Some of the risk exposures that were not detected by firms early on were based on their technological approaches. With so much volatility during the day, firms absolutely need to have a millisecond-by-millisecond view of their exposure, and not just for one trade but real-time profit-and-loss and risk exposure for the whole desk and the entire institution on a cross-asset-class basis. This is what complex event processing technology can help firms do.

Are you saying that complex event processing could have prevented the financial crisis?

I won't say that CEP is the savior of all our financial industry problems. However, it is one part of what we need to do to ensure better and more real-time risk management.

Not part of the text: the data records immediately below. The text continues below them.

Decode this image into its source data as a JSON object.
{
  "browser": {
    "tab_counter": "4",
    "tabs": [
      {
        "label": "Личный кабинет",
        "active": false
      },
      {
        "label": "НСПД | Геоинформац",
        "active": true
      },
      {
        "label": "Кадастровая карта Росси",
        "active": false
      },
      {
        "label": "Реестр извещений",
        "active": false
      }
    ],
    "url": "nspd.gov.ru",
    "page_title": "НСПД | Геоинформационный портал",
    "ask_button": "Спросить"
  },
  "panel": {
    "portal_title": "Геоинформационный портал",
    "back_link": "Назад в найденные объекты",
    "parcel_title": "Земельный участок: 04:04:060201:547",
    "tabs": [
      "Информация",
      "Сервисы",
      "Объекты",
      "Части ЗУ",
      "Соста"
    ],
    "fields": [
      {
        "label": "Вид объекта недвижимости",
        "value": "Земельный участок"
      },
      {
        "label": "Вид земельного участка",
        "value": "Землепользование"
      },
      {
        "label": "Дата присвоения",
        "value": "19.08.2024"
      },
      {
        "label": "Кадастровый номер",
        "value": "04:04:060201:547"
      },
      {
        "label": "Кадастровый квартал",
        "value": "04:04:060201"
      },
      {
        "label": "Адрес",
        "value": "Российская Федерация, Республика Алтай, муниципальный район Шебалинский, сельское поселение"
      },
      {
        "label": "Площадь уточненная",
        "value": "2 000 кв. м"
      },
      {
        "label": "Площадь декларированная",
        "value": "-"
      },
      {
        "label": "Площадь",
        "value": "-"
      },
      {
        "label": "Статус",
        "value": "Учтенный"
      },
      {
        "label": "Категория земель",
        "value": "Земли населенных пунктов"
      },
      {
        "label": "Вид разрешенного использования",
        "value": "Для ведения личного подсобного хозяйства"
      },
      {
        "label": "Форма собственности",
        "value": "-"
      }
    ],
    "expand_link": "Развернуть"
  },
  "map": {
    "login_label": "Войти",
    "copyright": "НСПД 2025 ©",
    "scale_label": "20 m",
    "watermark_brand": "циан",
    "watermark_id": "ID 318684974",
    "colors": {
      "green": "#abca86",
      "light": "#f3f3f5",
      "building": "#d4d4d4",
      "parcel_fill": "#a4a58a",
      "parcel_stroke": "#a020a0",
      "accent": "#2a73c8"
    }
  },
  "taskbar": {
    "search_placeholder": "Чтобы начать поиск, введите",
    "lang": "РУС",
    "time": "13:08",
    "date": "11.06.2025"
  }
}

There is also a need for organizational changes at larger firms to ensure better risk management practices. While real-time risk management is an approach we've seen being used over the past three or four years in pockets at firms, it is not something that has been embraced on an organizational basis. It has, however, been embraced by many trading groups--they have certainly seen the need to utilize CEP as they move into high-frequency trading modes, and they know that they must have risk systems prepared for the consequences of high-frequency trading. In fact, that was why we released our capital markets framework and new risk firewall capabilities last year.

What companies have you been collaborating with on risk?

We work closely with firms such as Kx Systems, a provider of analytic databases, and Vhayu Technologies, a provider of tick data solutions, to help financial firms do proper back-testing and analysis of all the data they need to review. And we also work alongside real-time modeling firms and allow you to transfer data from CEP into their models.

In what other areas are customers looking at using the technology?